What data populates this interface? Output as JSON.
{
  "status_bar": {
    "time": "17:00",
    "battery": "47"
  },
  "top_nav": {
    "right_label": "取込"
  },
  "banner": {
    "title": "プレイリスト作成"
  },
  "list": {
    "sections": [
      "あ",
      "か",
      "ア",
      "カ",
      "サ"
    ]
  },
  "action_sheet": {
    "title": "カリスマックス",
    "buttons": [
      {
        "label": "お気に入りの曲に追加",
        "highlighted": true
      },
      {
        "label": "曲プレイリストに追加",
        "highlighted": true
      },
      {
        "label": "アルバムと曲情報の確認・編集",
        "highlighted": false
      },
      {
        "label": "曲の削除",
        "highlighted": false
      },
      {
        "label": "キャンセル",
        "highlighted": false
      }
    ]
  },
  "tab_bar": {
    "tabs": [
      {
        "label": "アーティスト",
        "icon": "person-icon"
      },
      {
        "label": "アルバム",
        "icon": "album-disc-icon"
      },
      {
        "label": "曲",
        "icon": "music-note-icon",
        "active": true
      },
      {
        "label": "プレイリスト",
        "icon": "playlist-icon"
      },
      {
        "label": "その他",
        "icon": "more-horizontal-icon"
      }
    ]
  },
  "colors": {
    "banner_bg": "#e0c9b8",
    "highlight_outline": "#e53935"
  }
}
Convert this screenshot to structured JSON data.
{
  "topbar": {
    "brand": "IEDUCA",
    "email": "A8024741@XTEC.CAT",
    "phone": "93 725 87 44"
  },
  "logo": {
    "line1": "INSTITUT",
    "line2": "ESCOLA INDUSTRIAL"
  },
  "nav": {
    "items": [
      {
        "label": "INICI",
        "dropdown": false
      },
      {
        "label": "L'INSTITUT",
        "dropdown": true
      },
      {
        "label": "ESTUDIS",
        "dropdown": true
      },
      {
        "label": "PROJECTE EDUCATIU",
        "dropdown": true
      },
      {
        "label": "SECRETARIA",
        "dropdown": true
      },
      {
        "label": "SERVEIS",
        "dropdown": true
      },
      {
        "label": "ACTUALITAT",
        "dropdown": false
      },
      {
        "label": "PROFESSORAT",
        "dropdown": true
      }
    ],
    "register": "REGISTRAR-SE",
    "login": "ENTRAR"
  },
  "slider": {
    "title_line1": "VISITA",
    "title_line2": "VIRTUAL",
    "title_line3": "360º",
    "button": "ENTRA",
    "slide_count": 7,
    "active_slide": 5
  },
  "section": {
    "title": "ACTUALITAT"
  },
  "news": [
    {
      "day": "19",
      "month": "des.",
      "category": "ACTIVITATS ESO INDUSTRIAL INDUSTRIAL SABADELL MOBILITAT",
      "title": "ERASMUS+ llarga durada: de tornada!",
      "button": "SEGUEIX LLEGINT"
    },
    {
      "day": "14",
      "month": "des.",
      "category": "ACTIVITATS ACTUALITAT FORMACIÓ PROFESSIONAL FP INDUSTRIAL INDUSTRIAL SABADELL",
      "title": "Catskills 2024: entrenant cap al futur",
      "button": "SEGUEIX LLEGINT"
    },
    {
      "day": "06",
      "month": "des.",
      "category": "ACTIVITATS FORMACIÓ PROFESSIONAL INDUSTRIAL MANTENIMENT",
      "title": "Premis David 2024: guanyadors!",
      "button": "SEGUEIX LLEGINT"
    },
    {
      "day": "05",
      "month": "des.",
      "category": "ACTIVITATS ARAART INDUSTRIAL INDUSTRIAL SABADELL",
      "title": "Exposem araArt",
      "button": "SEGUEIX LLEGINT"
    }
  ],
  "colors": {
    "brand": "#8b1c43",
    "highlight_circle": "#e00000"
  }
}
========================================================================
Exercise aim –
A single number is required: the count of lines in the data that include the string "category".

Solution to the problem –
4